Earnings estimates for S&P 500 companies for the third quarter have been crashing for a year. On October 1, 2012, our brilliant analysts on Wall Street estimated that earnings would leap 15.9% year over year in Q3 this year. As of Friday, these same brilliant analysts have chopped their forecasts down for the same brilliant quarter to a measly growth of 2.1%, according to Thompson Reuters IBES.
They’re now forecasting that earnings would grow at the rate of inflation, nothing more. The next step down would be negative earnings growth – shrinking earnings. Our brilliant analysts have lowered the bar all the way down to the floor.
So how much hype and BS does Wall Street dish out? Endless amounts, in the never-ending scheme of inflating stock prices and shuffling this paper into the portfolios of retail investors. So this is how Thompson Reuters glorifies this horrid earnings performance:
Of the 85 companies in the S&P 500 that have reported earnings to date for Q3 2013, 64% have reported earnings above analyst expectations. This is higher than the long-term average of 63% and is below the average over the past four quarters of 66%.

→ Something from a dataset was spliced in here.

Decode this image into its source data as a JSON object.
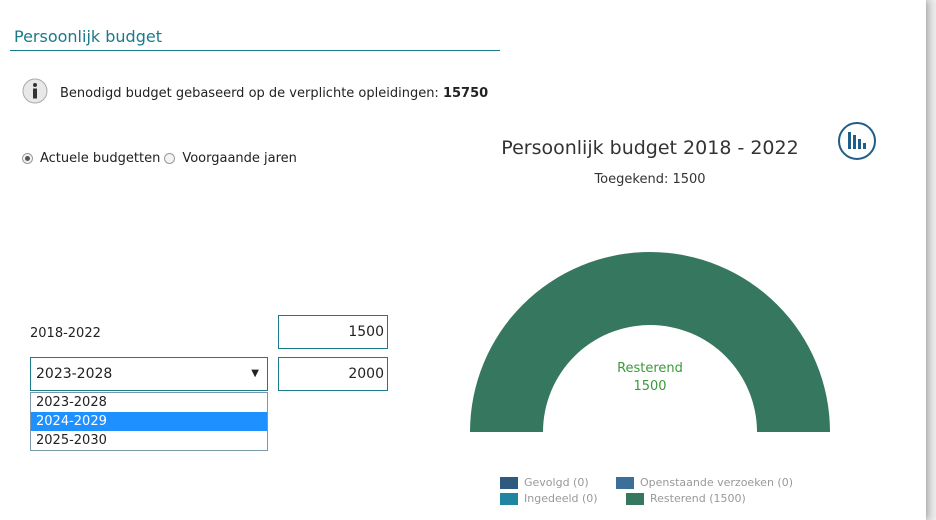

And this is what happened to these “analyst expectations” – the steep red cascade – the very bottom of which 64% of the companies are now beating:

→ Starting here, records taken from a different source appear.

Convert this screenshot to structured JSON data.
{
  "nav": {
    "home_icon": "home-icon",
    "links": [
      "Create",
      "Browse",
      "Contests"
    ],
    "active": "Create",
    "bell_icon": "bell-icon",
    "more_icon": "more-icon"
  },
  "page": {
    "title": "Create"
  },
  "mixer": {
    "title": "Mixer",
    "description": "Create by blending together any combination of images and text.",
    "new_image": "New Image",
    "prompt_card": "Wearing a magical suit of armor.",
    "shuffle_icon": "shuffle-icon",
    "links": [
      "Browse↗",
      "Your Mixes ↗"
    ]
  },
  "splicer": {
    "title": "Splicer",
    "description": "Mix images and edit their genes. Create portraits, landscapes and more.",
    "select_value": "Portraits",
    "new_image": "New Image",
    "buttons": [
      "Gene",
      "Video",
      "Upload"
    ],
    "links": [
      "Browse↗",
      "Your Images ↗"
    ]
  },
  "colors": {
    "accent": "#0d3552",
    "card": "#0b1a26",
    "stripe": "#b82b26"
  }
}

Meanwhile, the S&P 500 stock index has soared nearly 20% this year and has hit a new high on Friday. On what basis? If reality still had any kind of influence, stocks would have fallen along with earnings estimates. But not when the Fed is printing money in a drunken frenzy. What will cause the music to stop? The end of the Fed’s drunken frenzy.
We’ve had a flavor of it. When the Fed was merely mumbling in a corner of the room about possible future tapering, things started to collapse in the emerging markets, in the mortgage market, and elsewhere. That scared the dickens out of them.
Now they have moved it out a bit, but unless they want to blow up the entire system, they will have to stop printing someday. So watch out.